Photographer, filmmaker, Youtuber, translator, and guitarist Joan Michel, wears many caps, to say the least. Starting out with her dad's Canon AL-1, she used film to slow down and figure out compositions and framing. "I’m a full-time photographer and filmmaker who focuses on narratives showcasing portraits of their authentic self and brings awareness to mental health," she says. Armed with a Simple Use Film Camera in Black and White, she photographed skateboarders coming together to protest for the Black Lives Matter movement, and recorded her experience shooting with our reloadable camera. Check out her video as well as her interview below!
Hello Joan! It's great to have you here at Lomography. First off, can you tell us why you still shoot analogue?
I still shoot in analogue because I enjoy the medium more than digital. There’s more of a concentration to the process that makes you feel more connected with your work when shooting in film. The medium is so timeless in comparison to digital that can never be replicated I feel. I also shoot in 16mm in my short films and there’s just more grit to the footage than documenting in digital. It takes time to make art, and cutting and splicing film on a Steenbeck is more fulfilling than editing on Adobe Premiere.
Where do you draw inspiration from?

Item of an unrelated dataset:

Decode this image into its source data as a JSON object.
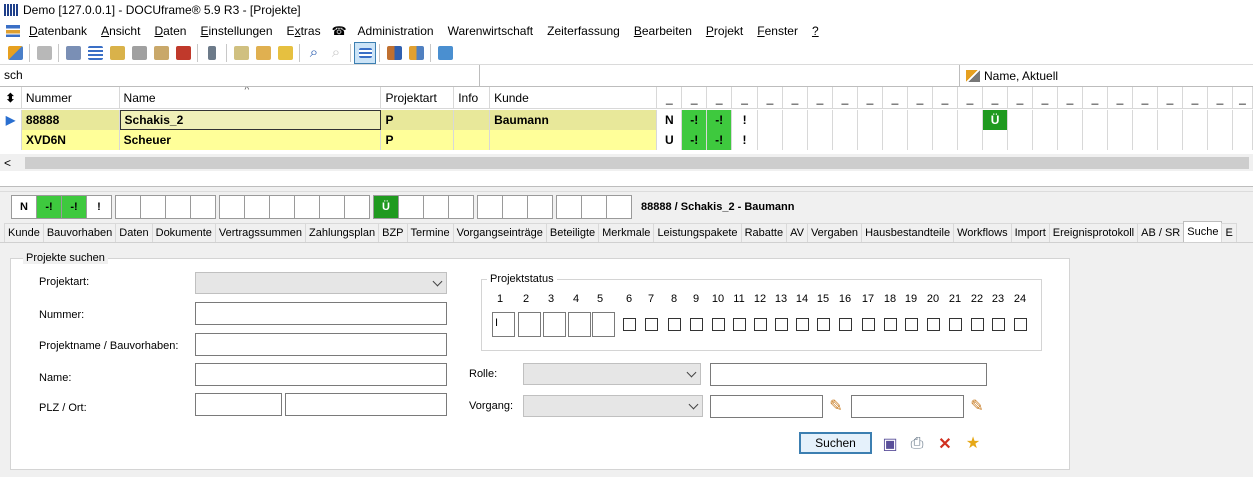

I find inspiration from my personal experiences and the people in my life who all made an impact in my life. I feel that you should use what’s in front of you instead of being stuck on social media getting lost seeing the same things. Sometimes what you’re searching for is right in front of you.
What makes you press the shutter?
I don’t know why this question made me laugh. But I press the shutter right before the exact moment is about to happen in my head. So exactly when I press the shutter then the moment I want to capture is the exact of what I wanted and/or sometimes it’s not and that’s okay too. Happy accidents.
Are you a skater yourself? How do analog photography and skating go together?
I skate to just cruise around my neighborhood and I enjoy the skate culture that I probably binge so many skate videos during quarantine. Analog photography and skating have been around for a long time. It was the medium used to document the sport and lifestyle since the beginning. There’s just something nostalgic and timeless for both genres.
Can you tell us more about this series?
In the beginning of June, my friend Lauren told me about this BLM protest happening in NYC that revolved around skateboarders coming together to skate and protest for the same cause. I was hesitant to go because of course social distancing and such and there’s a pandemic still going on. However, something in me told me to drive my car and had to capture the event in Harlem.
Why did you choose to shoot it in black and white and on film?
I always felt that whenever I shot in black and white, it was always because they were monumental events that needed to be captured that you’ll look back on and say that’s history I documented.
What were some of the challenges you faced?
First off, I got hit by a skateboard the moment I went to get my simple use film camera out of my bag and the skater was doing a trick where I was standing. The skater
apologized but I thought what a great way to get involved. Another one would probably be figuring out who wanted to get photographed, because of social distancing.
Why was it important for you to shoot this series?
It was important because a global pandemic doesn’t happen often and the fact the world is more awake than ever to protest about social justice for people of color and I’m in the epicenter of it all, nothing beats that.
Do you have any other projects we should be on the lookout for?
I always work on videos/short films that are posted on my YouTube channel. You can just check my social media on what I’m currently working on.